● EXERCISE GOAL
Taking the records below, count the lines in which "JSON" appears and supply only the count.

● DATASET ENTRIES
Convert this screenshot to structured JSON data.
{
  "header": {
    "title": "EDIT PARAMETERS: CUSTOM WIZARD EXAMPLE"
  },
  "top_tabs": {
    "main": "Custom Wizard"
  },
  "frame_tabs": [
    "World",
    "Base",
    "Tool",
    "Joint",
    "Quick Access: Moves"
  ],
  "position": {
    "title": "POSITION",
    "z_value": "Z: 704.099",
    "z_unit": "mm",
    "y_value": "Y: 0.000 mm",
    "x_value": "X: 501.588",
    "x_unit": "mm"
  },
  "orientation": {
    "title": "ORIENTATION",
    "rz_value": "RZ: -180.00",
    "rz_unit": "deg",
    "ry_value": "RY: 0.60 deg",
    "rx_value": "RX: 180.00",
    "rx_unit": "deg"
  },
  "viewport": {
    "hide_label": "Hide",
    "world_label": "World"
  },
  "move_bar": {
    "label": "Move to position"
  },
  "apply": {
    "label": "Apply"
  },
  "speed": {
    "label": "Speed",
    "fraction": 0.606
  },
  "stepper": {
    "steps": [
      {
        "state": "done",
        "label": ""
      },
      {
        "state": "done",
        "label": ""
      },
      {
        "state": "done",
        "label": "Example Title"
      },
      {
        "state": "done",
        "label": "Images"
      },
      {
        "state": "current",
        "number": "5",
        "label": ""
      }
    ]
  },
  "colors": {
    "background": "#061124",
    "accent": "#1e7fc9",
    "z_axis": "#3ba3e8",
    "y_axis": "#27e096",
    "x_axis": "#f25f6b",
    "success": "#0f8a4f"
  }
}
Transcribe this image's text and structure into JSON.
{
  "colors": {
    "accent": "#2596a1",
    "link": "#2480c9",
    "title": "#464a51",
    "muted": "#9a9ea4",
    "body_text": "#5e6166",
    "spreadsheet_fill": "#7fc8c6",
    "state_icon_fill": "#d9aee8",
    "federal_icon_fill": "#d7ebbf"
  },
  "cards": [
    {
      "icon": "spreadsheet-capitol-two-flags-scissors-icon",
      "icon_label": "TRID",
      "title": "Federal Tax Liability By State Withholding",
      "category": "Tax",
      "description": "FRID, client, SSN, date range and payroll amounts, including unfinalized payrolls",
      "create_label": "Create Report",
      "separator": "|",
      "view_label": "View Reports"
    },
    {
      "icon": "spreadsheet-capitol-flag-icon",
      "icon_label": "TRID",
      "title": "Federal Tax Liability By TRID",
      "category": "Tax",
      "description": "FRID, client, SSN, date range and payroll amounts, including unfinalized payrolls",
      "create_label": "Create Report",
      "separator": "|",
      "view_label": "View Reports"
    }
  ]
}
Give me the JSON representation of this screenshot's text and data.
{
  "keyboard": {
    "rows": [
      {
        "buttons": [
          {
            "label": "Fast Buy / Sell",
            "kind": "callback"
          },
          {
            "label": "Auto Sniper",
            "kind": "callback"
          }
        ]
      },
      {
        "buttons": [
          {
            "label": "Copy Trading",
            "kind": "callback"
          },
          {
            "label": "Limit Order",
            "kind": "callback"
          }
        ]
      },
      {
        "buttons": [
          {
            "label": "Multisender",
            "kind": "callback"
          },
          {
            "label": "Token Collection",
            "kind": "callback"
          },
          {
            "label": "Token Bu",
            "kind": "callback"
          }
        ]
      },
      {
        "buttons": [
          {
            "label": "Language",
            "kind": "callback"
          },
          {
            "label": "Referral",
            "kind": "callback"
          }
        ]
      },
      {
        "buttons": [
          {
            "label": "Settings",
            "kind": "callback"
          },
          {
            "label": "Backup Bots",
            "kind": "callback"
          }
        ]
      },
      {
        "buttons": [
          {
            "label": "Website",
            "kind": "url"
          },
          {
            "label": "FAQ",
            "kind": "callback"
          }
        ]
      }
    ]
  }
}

● SOLUTION
3